▶ [Assignment]: Scan the entries below. Report each line where the string "your" occurs.

(Component data from apps and pages)
>>>

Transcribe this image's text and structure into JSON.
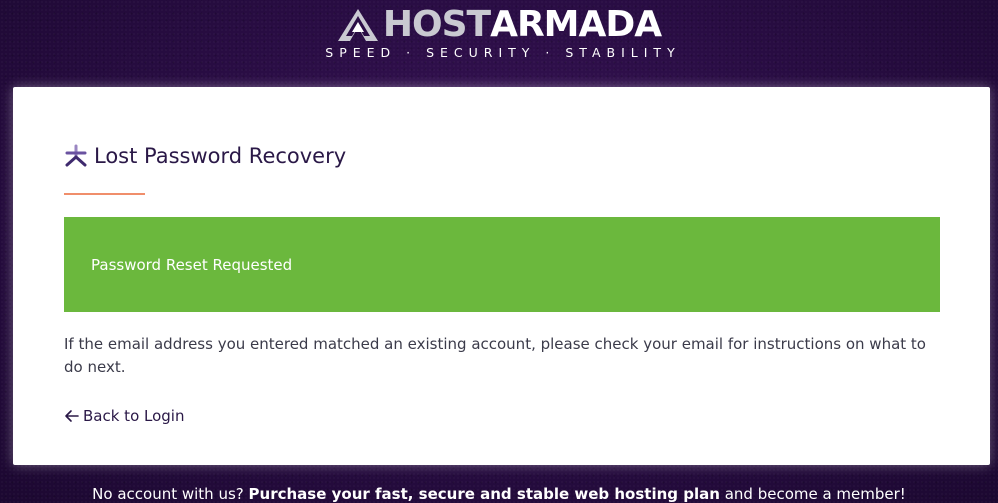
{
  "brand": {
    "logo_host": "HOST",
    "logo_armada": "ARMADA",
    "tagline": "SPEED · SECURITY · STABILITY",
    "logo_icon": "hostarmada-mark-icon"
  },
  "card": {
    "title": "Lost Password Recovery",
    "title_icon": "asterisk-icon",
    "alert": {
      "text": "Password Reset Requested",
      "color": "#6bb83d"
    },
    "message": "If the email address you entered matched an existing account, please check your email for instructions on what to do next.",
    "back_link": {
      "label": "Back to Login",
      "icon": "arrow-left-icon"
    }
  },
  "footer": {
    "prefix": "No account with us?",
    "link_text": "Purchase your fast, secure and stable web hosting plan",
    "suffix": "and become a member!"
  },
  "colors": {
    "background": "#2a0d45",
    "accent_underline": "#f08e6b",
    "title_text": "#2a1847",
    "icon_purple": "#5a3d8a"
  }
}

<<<
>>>

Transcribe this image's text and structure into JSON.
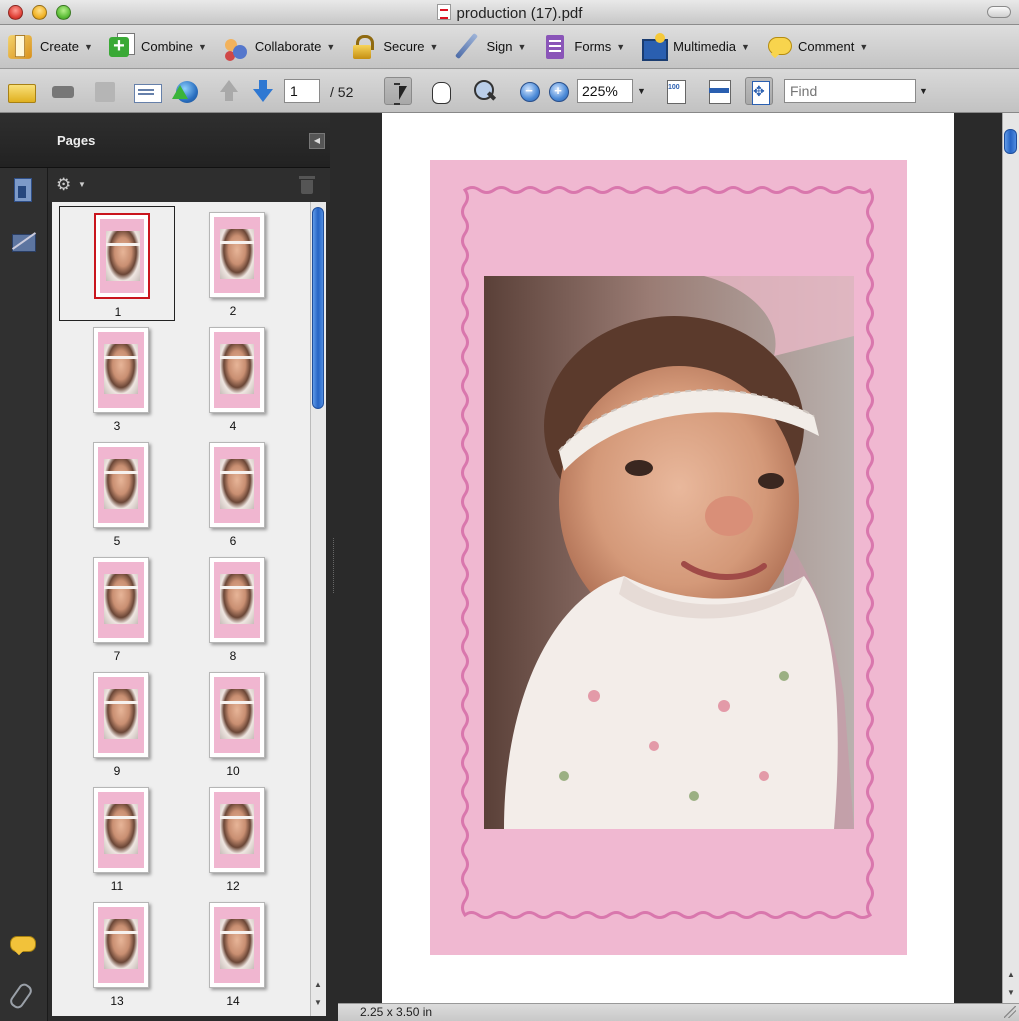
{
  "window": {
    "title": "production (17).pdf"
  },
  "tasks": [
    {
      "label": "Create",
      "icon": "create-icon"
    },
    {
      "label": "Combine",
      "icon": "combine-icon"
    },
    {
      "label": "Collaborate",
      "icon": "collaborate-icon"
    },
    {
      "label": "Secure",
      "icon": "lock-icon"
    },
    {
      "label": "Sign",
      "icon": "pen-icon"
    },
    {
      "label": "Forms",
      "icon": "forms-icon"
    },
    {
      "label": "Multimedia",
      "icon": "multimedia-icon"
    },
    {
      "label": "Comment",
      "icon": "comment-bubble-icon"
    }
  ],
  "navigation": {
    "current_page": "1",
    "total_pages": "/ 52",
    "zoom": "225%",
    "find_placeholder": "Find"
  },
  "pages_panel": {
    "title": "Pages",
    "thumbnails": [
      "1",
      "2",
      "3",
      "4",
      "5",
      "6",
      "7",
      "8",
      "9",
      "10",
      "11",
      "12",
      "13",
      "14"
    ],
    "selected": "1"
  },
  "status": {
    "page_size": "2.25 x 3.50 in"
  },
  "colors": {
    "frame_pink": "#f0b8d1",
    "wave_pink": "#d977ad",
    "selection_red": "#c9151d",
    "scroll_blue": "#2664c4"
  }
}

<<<

▶ [Solution]:
    "message": "If the email address you entered matched an existing account, please check your email for instructions on what to do next.",
    "link_text": "Purchase your fast, secure and stable web hosting plan",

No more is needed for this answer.